[Opening Data for processing section]

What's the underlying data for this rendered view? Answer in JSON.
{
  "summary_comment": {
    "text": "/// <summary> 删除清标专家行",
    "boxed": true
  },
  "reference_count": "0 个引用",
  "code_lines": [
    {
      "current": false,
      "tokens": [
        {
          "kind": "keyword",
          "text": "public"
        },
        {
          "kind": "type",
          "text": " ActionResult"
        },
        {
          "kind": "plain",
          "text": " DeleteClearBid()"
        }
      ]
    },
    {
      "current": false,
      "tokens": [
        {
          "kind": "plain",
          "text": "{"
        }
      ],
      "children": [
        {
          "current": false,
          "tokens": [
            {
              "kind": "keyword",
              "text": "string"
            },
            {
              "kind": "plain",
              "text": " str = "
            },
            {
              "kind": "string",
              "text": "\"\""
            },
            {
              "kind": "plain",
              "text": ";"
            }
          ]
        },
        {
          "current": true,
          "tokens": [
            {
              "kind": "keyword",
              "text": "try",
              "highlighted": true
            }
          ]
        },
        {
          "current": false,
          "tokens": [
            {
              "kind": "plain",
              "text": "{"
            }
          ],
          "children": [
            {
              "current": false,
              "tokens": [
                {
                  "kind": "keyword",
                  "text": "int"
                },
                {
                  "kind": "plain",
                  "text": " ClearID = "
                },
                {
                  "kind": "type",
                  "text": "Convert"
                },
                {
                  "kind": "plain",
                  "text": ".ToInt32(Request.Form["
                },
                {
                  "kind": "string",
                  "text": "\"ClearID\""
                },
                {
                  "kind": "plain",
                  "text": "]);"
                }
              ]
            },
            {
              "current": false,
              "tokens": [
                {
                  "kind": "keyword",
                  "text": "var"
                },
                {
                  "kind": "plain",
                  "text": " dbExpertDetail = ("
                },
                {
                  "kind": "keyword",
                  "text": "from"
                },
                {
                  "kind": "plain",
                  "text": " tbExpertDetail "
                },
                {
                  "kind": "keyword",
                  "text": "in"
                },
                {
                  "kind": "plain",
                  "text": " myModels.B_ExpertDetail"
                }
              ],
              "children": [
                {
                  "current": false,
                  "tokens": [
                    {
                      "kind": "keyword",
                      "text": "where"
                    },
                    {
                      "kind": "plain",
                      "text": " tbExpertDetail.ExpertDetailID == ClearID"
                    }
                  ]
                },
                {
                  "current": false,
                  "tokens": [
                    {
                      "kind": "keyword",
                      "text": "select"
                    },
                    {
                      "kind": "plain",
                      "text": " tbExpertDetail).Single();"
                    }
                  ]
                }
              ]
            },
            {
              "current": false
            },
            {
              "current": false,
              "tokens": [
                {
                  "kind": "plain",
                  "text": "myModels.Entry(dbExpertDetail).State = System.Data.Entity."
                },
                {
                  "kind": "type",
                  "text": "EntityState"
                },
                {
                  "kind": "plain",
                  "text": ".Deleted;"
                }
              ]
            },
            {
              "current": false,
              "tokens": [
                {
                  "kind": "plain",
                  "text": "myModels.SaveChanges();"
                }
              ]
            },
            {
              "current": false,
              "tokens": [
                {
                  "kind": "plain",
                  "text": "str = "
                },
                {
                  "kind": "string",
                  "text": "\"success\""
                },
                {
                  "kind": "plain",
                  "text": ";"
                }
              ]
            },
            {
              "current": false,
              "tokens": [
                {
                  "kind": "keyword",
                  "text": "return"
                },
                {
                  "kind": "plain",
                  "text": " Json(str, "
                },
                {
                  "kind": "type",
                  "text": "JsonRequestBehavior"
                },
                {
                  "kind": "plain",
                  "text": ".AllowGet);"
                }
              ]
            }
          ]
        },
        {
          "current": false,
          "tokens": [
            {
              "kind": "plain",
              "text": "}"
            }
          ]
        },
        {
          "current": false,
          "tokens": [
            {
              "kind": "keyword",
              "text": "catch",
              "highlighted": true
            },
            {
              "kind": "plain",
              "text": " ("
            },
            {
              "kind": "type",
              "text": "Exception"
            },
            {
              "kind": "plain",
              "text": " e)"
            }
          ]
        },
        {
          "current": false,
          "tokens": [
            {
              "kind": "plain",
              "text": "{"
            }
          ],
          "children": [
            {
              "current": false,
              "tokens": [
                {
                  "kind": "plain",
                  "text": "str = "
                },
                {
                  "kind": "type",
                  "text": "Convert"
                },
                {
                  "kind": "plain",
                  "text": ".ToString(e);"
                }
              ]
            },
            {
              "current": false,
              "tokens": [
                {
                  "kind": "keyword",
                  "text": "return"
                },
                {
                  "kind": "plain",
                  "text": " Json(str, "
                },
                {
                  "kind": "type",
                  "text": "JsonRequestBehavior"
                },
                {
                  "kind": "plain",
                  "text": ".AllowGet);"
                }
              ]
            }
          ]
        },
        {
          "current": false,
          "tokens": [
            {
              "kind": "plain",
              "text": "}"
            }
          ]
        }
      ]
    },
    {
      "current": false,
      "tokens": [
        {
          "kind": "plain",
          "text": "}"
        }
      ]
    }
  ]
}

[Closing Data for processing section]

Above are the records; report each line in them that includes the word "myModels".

> [Answer to this problem]
                  "text": " myModels.B_ExpertDetail"
                  "text": "myModels.Entry(dbExpertDetail).State = System.Data.Entity."
                  "text": "myModels.SaveChanges();"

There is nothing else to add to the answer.